The Portuguese football federation appears to have left no stone unturned in its effort to provide a meticulous preparation schedule. Before choosing the Campinas base in Sao Paulo state, a total of 27 cities were visited and analysed, with the aid of national and international experts.
All systems go. What price an all Portuguese-speaking Final on July 13?
Age 44 (20.06.69). Portugal coach since October 2010
How he got the job
After a disastrous end to Carlos Queiroz’s reign, the Portuguese federation tried and failed to hire Jose Mourinho, on a temporary basis. “It’s an honour for me to be chosen behind the best coach in the world” said Bento after his appointment.

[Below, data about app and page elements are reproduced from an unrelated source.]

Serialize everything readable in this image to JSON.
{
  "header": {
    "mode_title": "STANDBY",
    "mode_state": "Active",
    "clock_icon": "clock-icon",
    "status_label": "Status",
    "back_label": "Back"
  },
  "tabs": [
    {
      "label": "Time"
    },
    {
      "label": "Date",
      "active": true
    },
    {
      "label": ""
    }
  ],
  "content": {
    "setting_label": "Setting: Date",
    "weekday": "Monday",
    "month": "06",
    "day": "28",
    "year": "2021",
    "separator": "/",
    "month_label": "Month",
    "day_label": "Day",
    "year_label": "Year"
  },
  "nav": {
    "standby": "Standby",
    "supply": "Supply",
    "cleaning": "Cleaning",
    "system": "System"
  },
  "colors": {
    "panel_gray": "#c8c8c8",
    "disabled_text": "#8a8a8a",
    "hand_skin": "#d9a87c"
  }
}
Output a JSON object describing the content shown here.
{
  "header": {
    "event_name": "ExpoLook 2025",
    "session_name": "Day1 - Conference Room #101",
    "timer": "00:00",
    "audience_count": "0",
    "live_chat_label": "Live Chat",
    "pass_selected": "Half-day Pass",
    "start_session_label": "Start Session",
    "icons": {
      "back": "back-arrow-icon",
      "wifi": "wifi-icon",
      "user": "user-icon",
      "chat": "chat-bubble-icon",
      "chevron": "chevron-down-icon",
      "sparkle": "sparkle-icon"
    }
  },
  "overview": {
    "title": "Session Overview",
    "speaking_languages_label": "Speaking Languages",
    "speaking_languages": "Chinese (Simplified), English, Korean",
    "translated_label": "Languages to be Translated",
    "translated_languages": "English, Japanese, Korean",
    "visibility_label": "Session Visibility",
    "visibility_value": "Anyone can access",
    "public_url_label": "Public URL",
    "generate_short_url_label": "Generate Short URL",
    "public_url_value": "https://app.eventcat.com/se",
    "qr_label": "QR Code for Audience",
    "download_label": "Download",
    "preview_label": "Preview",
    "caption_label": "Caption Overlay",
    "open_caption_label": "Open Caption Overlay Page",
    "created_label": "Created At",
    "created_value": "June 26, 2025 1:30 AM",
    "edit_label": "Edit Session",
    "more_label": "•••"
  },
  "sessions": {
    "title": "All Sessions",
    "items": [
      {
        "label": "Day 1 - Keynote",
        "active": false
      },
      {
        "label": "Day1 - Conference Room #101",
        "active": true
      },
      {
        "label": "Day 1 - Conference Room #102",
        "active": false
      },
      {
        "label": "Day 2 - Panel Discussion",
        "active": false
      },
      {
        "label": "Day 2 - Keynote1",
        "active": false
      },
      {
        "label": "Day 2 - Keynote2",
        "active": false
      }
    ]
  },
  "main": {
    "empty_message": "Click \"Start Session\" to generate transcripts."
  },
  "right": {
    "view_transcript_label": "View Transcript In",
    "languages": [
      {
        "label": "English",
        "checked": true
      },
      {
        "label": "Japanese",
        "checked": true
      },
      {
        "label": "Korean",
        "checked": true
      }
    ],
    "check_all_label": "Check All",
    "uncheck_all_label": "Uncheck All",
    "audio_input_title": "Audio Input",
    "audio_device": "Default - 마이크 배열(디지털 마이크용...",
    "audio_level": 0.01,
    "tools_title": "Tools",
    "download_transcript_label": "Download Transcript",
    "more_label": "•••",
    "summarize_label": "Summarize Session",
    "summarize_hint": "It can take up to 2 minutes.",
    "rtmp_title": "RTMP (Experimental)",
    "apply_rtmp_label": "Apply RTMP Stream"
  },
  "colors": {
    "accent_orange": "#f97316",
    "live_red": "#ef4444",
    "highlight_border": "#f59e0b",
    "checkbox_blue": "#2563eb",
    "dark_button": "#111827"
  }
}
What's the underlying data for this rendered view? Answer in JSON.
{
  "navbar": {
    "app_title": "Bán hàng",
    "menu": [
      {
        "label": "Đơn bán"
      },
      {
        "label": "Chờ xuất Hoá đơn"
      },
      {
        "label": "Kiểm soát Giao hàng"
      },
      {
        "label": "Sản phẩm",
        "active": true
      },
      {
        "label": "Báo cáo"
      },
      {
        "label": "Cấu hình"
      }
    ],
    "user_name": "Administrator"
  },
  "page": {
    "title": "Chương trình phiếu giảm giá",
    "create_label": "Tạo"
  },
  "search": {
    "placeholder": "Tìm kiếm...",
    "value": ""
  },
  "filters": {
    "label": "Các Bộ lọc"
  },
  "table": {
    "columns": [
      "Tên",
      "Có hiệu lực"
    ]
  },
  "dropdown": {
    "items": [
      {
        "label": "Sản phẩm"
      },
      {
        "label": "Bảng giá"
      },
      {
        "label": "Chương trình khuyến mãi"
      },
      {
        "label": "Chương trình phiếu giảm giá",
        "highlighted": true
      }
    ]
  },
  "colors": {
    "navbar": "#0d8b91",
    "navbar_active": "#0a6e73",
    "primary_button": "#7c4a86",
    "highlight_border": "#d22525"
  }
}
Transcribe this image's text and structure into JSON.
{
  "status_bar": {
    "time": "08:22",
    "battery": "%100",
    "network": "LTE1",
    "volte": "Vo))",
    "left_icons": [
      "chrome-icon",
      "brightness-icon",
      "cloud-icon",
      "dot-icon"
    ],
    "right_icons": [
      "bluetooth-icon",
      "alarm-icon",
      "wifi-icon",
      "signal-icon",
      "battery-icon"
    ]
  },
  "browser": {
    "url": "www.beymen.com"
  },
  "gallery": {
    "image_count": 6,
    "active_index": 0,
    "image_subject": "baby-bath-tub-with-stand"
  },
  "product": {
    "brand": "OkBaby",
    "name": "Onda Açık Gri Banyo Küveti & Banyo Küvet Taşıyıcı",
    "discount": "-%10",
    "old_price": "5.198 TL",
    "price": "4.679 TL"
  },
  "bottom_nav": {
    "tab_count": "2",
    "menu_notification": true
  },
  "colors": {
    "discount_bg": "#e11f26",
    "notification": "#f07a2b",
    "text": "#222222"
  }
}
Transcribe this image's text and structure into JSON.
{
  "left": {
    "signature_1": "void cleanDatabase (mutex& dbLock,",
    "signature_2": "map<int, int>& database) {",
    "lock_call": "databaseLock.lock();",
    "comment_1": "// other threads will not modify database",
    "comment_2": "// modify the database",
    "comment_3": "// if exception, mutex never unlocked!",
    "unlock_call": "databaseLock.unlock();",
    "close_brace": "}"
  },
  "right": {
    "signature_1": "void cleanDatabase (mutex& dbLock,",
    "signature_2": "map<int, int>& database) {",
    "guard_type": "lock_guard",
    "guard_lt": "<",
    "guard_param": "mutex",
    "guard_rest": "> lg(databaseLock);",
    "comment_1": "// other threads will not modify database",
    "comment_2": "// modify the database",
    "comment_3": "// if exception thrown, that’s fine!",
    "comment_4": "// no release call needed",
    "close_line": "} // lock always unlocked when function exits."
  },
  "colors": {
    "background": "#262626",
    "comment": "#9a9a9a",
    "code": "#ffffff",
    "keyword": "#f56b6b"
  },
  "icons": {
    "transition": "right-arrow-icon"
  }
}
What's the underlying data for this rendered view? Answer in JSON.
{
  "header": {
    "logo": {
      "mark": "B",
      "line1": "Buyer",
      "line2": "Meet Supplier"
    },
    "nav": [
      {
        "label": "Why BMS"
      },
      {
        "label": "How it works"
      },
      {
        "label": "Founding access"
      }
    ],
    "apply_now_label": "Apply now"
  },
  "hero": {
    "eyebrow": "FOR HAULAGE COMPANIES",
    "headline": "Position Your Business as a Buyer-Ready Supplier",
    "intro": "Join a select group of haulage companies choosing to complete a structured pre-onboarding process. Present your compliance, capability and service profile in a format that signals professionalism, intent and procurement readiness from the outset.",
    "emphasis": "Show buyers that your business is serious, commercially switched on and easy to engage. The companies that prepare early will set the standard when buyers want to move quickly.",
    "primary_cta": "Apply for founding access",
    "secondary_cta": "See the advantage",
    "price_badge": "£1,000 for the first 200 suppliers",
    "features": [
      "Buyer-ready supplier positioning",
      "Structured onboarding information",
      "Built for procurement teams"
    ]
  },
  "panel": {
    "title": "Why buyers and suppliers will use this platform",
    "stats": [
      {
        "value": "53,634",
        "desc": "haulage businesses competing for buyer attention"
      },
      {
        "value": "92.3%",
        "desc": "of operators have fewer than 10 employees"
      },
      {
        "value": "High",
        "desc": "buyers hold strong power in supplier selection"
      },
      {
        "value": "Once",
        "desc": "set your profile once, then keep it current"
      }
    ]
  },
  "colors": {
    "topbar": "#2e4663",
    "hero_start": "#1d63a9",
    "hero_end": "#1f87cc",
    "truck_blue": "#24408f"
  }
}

Past successes as a coach
Led Sporting Lisbon to four consecutive runners-up spots, coming desperately close to winning the Portuguese championship in 2007 when they finished just one point behind Porto. Won the Portuguese Cup twice and the Portuguese Super Cup twice.
Past failures as a coach
Bento’s Sporting progressed from the Champions League group stage only once in three attempts and were subsequently embarrassed with a 12-1 aggregate thrashing by Bayern Munich.
Achievements as a player
Capped 35 times, he won one Portuguese championship, three Portuguese Cups and one Portuguese Super Cup.
World Cup experience
Played in the 2002 World Cup.
Relationship with the media
Known for his straight talking when responding to journalists, he enjoys a relatively good press, aided by largely successful results.
Relationship with the public
Respected by the majority.
Style of management/coaching
Authoritarian, conservative, very set in his ways. Stubborn say some; a man with strong convictions, say others.
Notable backroom staff
Has worked with assistant Leonel Pontes for nigh on a decade, going back to their Sporting Lisbon days.
After the World Cup
Agreed a two-year contract extension until the end of Euro 2016.
Goalkeepers: Beto (Sevilla), Eduardo (Braga), Rui Patricio (Sporting).
Defenders: Andre Almeida (Benfica), Bruno Alves (Fenerbahce), Fabio Coentreo (Real Madrid), Joao Pereira (Valencia), Neto (Zenit), Pepe (Real Madrid), Ricardo Costa (Valencia).
Midfielders: Joao Moutinho (Monaco), Miguel Veloso (Dinamo Kiev), Raul Meireles (Fenerbahce), Ruben Amorim (Benfica), William Carvalho (Sporting).
Forwards: Cristiano Ronaldo (Real Madrid), Eder (SC Braga), Helder Postiga (Lazio), Hugo Almeida (Besiktas), Nani (Manchester United), Rafa (Braga), Varela (FC Porto), Vieirinha (Wolfsburg).
Group G fixtures
Jun 16 v Germany (Salvador)
Jun 22 v USA (Manaus)
Jun 26 v Ghana (Brasilia)